(Web page and app entries)
*** Block opens ***
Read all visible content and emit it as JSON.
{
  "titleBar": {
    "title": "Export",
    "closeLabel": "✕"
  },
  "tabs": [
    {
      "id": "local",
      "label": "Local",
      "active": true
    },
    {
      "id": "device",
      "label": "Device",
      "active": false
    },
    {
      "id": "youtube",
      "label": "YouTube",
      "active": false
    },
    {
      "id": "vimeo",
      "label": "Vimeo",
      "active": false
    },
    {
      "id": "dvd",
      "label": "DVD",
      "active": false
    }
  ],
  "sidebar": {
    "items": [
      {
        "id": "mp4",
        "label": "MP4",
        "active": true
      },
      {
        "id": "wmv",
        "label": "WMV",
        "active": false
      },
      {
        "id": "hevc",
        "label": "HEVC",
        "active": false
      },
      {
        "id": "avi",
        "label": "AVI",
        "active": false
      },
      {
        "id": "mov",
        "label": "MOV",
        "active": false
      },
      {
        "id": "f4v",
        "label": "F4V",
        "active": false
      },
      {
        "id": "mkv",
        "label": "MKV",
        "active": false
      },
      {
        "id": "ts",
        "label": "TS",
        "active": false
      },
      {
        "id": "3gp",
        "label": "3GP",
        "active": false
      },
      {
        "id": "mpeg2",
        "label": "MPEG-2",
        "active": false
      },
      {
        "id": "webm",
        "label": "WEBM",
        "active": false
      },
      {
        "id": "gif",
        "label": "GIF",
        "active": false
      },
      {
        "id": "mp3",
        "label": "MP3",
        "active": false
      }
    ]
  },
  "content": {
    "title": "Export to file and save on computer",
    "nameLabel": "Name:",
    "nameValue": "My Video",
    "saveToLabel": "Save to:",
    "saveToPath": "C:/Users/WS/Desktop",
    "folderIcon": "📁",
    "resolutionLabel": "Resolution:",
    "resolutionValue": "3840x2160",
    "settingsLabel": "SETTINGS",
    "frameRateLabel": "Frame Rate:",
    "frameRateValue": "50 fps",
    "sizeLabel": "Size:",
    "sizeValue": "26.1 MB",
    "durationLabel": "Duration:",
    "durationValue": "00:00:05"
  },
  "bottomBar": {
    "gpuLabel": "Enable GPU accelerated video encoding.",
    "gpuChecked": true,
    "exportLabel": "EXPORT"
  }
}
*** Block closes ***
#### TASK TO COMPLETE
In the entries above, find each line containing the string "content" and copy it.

#### ANSWER TO THIS PROBLEM
Read all visible content and emit it as JSON.
  "content": {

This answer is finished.